- [TO DO]:
What lines in the records include the string "Information"? Return each one.

──────── SUPPLIED RECORDS

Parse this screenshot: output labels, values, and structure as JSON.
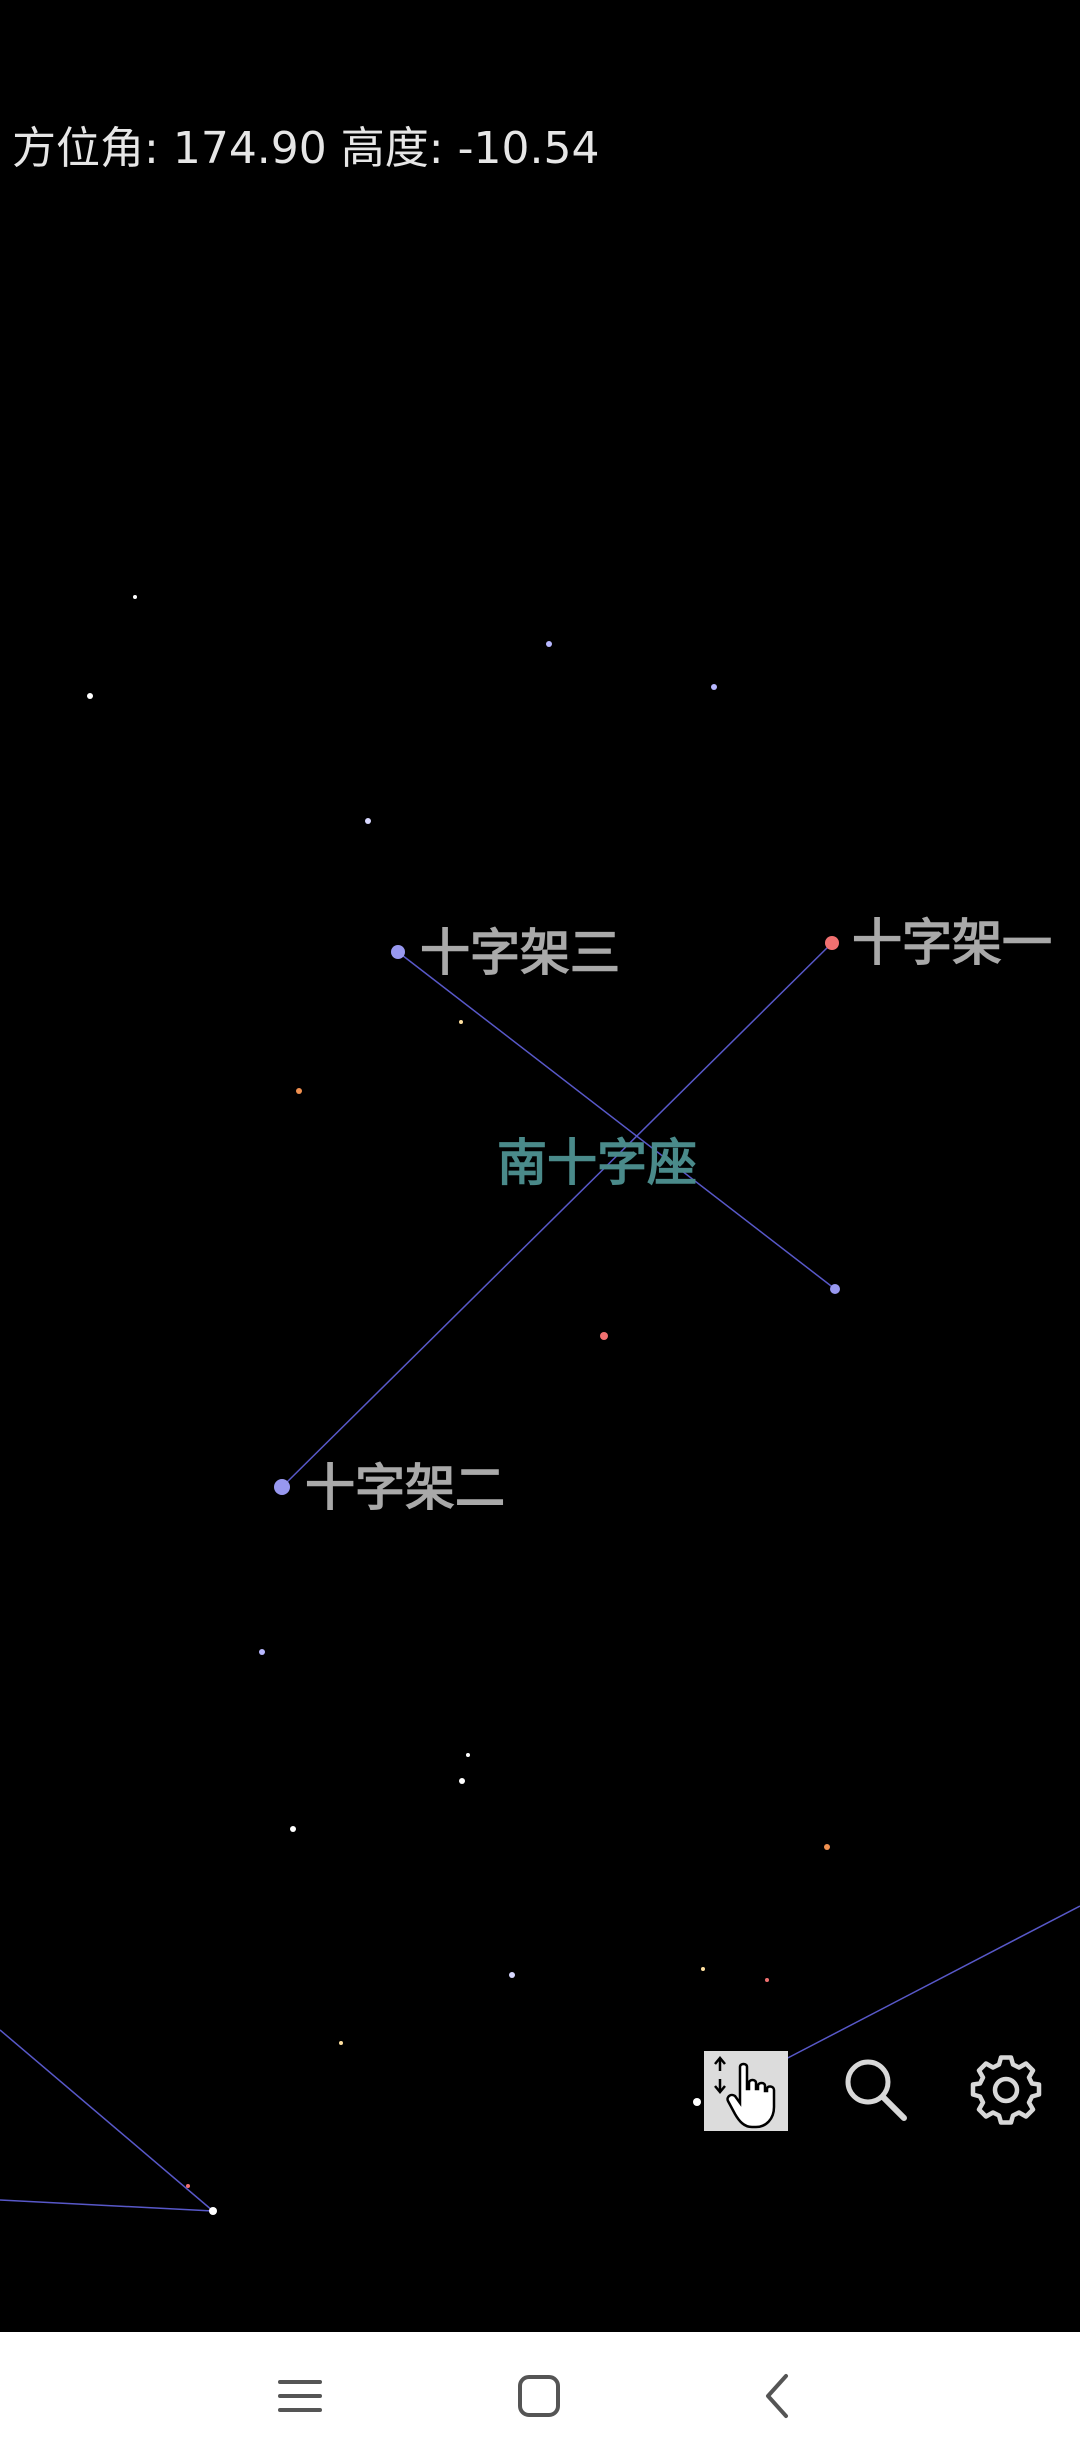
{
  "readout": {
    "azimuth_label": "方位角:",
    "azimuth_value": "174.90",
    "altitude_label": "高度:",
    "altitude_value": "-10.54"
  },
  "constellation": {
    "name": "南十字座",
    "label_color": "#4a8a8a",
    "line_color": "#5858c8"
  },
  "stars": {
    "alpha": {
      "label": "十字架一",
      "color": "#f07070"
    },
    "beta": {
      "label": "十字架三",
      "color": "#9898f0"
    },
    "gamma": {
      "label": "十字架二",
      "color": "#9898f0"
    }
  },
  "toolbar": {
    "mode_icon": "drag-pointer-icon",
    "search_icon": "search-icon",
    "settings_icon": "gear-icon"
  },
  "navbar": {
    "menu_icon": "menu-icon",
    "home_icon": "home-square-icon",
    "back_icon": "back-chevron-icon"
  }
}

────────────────
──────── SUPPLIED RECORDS

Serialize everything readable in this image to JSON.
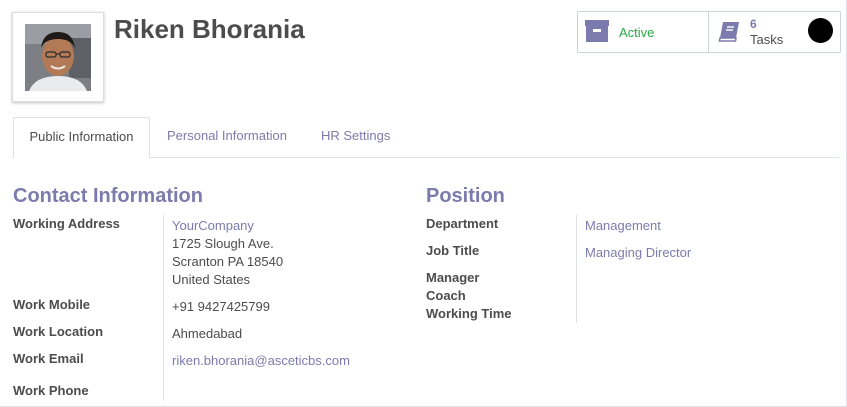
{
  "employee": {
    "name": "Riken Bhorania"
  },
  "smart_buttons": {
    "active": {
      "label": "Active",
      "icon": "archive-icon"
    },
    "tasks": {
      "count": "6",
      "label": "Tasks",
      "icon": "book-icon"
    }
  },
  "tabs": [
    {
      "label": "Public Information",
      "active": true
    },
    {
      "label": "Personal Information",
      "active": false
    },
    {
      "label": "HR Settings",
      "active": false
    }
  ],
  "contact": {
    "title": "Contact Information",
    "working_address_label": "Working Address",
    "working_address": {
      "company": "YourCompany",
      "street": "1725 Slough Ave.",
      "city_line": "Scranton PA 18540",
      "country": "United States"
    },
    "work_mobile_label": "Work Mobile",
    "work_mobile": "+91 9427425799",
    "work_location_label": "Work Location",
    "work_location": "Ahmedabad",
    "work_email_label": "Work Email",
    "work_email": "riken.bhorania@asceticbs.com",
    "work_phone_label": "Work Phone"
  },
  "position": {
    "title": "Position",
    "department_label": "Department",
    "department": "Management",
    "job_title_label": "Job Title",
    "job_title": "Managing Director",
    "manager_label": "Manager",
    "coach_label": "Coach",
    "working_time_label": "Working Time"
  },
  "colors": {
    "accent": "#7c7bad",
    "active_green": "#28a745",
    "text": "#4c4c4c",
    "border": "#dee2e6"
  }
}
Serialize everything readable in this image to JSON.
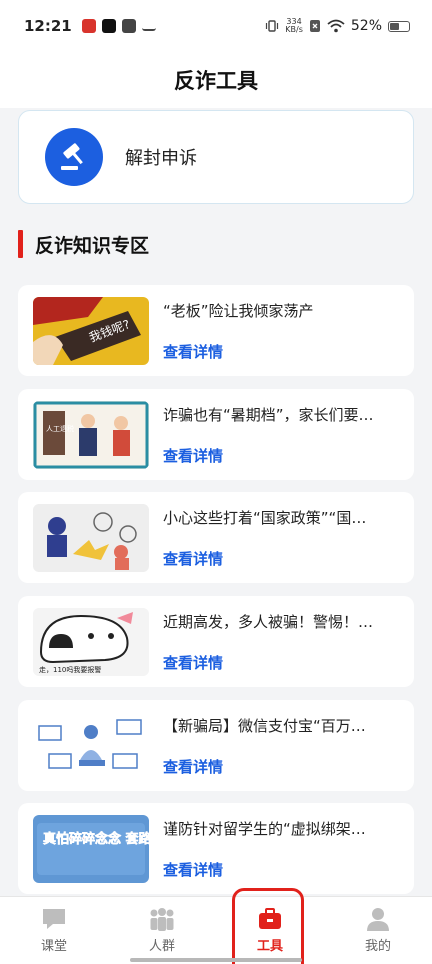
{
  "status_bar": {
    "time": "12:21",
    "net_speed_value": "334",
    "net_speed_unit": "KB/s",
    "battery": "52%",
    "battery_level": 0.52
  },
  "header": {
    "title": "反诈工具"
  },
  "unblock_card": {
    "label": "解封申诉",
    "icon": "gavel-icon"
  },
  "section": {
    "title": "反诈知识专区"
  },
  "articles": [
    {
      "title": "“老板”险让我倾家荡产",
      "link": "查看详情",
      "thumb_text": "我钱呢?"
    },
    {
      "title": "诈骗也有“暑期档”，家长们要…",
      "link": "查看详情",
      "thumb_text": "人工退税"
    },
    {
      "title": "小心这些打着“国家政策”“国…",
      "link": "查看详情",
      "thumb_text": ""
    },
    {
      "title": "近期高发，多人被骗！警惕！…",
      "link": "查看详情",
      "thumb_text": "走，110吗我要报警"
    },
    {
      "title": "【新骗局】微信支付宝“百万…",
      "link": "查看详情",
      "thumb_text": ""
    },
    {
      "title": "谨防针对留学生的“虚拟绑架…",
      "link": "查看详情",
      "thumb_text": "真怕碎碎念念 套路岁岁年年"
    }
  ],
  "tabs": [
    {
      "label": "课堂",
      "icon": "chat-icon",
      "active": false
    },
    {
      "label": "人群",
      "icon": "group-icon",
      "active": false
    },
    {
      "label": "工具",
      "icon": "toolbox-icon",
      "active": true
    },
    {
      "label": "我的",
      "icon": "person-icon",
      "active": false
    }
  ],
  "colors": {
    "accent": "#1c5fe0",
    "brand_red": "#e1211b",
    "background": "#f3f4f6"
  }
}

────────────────
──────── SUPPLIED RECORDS

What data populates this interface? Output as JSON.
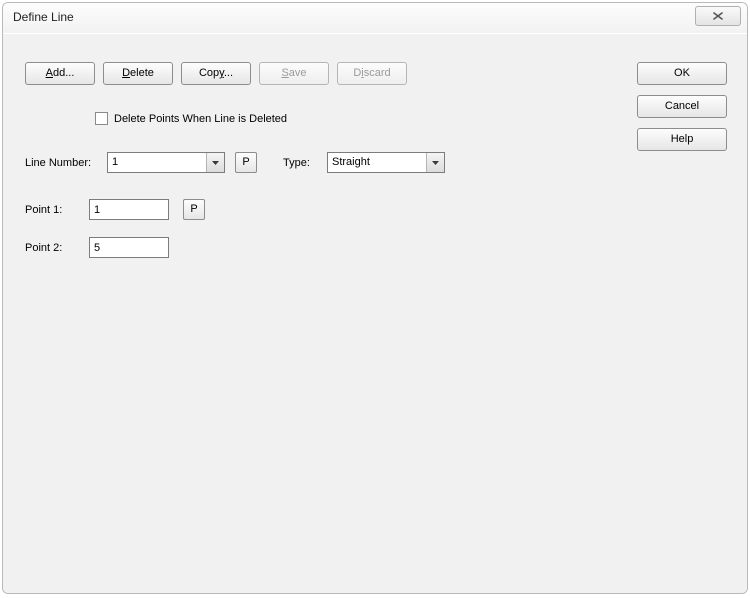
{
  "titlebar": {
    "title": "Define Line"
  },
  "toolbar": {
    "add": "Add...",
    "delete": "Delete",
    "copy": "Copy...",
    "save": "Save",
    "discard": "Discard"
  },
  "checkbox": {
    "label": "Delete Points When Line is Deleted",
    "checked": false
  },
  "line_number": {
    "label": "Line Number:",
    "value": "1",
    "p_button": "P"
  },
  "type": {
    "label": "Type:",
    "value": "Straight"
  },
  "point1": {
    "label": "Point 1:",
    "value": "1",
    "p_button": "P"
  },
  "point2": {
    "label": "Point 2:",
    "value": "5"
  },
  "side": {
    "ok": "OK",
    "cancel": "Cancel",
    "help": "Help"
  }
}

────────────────

- [ANSWER]:
      "label": "Public Information",
      "label": "Personal Information",
    "title": "Contact Information",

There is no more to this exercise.